Her actions and observations of the workings of the outside world, while never leaving the house, are naive, but unwittingly serve as satire. When a custodian comes to their house saying they have to vacate, she wonders out loud: “I bore only two sons. Who is this third one claiming my house?”
She goes missing when the family is packing up to leave the house, and is found hiding amid logs of wood, simply refusing to move. Mirza’s eldest son has to pick her up and leave.
She is somewhat reminiscent of the man in Saadat Hasan Manto’s ‘Toba Tek Singh’ who climbs a tree and declares “I wish to live neither in India nor in Pakistan. I wish to live in this tree.” (The short story from which ‘Garam Hawa’ was adapted was written by Manto’s friend Ismat Chughtai).
They are both people whom others have judged to have not have full possession of their faculties (the man is in an asylum; the old mother is senile), and live by rules more fundamental, such as a sense of home, than those set by governments. The last word she speaks before her death is ‘haveli’.

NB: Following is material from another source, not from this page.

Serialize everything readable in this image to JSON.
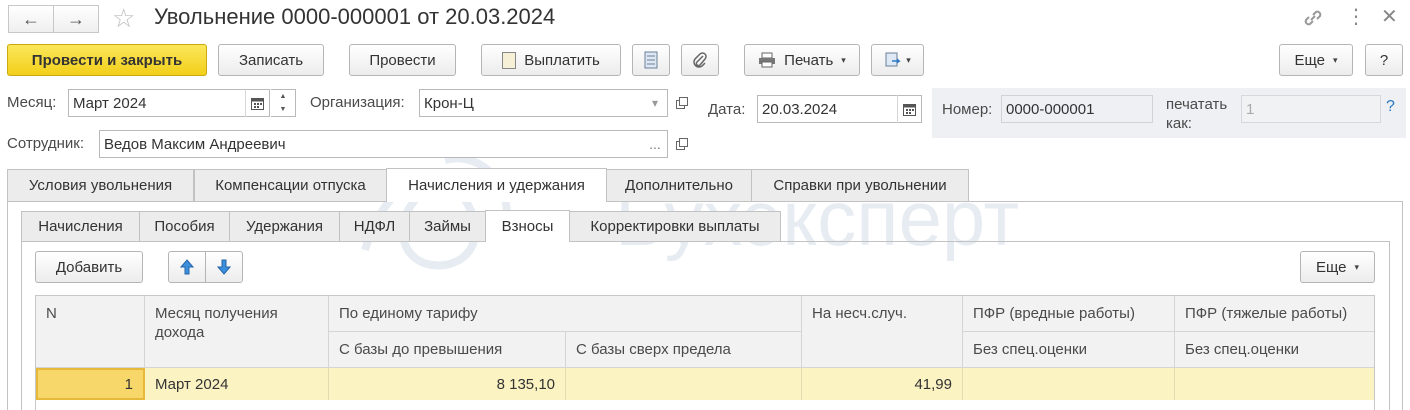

The widely respected Mirza too has something of his mother in him. Just as the mother is attached to her sense of the ‘haveli’, he is attached to his sense of the ‘mulk’.
Incidentally, the Rishi Kapoor-starring 2018 film ‘Mulk’ owes much more to ‘Garam Hawa’ than it has been given credit. The character played by Kapoor is a poor approximation of Salim Mirza.
The man in ‘Mulk’ seems aware of what speil to give and what markers to produce when he is questioned on being a good Muslim. Mirza’s goodness isn’t defined by whether he may stand up for the national anthem in a theatre or where the country’s borders are that point in history.
‘Vatan’ for him is a macro version of what ‘haveli’ is to his mother. He will leave only when he is mocked and taunted to a point where he can’t stay any more. He is, in other words, a tree that refuses to be uprooted.
This is the metaphor that the title of the film refers to. During a tonga ride Mirza takes in the beginning of the movie, he notices that flowering trees are being uprooted. He asks the tonga driver about this, who replies that the trees would wither in the scorching winds (the eponymous ‘Garam Hawa’) of the times otherwise.
For its deeply tragic content, ‘Garam Hawa’ is not a pessimistic film. So, although the film is too nuanced to pin-point one “message” that it gives out, it may be a note of hope for those watching it today.
There is, in fact, a point where the film breaks its realistic narrative to give some advice to the audience. Towards the end of the film, as Mirza talks to his family, who seem to have had enough of the tribulations, he pulls an old Brechtian trick. Breaking the fourth wall, he suddenly looks into the camera and says, “If we leave now, they will for sure think we have done something wrong.”
Sathyu’s own ambitions in using this trope may have been modest, but watching it now, after the President has signed CAB into an Act, it feels like someone was leaving a message-in-a-bottle for another person from the future to pick up.